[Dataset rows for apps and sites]
-------------------------
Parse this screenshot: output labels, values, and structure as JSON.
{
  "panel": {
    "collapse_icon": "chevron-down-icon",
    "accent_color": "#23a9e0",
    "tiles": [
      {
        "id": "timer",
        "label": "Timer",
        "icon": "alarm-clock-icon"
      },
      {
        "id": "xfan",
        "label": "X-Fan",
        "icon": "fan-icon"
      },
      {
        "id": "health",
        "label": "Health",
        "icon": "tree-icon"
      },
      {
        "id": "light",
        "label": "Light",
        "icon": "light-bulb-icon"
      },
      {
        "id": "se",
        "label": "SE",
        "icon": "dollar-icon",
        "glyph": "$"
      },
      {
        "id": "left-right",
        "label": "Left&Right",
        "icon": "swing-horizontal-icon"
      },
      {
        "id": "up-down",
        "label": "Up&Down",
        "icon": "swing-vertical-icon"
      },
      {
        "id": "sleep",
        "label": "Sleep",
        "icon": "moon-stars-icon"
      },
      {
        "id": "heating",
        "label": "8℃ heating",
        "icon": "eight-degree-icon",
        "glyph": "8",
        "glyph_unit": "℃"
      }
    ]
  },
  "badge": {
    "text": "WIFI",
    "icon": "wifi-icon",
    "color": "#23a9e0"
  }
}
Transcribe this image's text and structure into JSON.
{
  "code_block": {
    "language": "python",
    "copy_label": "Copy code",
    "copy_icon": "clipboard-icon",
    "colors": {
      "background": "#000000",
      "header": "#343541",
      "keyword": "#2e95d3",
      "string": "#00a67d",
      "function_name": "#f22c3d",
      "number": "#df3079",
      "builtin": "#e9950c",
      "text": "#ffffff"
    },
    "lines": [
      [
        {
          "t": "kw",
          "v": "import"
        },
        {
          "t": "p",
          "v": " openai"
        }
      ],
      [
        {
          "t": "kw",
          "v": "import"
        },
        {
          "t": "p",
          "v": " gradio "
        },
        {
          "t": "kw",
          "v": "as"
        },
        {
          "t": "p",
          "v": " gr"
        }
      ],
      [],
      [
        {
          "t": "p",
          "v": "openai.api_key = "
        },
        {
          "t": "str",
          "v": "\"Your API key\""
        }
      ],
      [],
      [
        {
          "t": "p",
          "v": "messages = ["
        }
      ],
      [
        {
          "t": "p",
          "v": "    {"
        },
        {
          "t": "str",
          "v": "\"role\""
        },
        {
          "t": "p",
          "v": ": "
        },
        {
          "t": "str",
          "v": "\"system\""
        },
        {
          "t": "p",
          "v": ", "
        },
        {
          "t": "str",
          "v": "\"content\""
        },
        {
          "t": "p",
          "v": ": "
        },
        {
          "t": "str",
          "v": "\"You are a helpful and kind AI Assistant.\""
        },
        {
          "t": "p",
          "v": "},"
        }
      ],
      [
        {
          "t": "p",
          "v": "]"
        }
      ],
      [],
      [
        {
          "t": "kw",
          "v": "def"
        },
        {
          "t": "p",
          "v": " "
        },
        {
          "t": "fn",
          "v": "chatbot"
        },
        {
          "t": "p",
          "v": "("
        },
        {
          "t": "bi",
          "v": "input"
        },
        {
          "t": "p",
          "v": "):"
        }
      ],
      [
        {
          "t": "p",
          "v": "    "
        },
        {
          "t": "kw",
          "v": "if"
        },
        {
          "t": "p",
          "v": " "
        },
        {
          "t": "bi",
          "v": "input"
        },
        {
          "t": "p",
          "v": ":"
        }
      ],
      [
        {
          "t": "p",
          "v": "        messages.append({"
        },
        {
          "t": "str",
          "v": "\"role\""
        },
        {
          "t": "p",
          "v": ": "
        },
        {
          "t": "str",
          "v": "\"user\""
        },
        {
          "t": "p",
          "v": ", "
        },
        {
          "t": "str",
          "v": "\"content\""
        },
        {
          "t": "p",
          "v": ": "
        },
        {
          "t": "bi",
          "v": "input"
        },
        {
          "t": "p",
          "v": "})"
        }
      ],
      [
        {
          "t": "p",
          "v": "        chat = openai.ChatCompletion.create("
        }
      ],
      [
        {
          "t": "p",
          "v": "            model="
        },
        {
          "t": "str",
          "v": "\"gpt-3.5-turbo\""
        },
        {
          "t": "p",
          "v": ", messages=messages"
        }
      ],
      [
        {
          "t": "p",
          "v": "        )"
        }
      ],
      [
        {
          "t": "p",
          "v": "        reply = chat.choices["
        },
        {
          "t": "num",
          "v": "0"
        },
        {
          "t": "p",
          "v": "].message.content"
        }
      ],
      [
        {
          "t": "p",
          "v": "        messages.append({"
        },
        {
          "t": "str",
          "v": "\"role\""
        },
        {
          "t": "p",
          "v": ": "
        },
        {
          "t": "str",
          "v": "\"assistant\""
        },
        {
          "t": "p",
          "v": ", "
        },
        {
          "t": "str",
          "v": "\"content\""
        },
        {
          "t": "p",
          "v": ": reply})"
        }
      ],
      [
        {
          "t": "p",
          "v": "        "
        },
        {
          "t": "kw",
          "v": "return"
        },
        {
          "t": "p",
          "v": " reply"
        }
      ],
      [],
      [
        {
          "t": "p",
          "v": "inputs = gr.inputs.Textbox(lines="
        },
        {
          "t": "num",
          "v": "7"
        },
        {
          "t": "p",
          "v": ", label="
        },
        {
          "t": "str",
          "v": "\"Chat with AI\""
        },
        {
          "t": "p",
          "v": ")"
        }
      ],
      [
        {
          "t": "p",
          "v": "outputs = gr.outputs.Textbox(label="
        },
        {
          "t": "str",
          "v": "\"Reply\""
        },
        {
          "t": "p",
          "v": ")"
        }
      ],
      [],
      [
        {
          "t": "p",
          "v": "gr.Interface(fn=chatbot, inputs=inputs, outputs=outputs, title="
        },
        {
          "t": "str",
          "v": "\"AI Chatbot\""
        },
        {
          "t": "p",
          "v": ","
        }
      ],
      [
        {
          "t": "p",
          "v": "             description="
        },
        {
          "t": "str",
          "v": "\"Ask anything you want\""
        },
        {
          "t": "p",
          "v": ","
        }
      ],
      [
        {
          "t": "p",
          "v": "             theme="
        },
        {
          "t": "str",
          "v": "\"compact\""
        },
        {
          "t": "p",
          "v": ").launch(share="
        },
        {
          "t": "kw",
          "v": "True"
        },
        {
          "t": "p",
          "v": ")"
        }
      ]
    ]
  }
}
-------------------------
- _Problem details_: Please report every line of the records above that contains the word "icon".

- _Answer for this exercise_:
    "collapse_icon": "chevron-down-icon",
        "icon": "alarm-clock-icon"
        "icon": "fan-icon"
        "icon": "tree-icon"
        "icon": "light-bulb-icon"
        "icon": "dollar-icon",
        "icon": "swing-horizontal-icon"
        "icon": "swing-vertical-icon"
        "icon": "moon-stars-icon"
        "icon": "eight-degree-icon",
    "icon": "wifi-icon",
    "copy_icon": "clipboard-icon",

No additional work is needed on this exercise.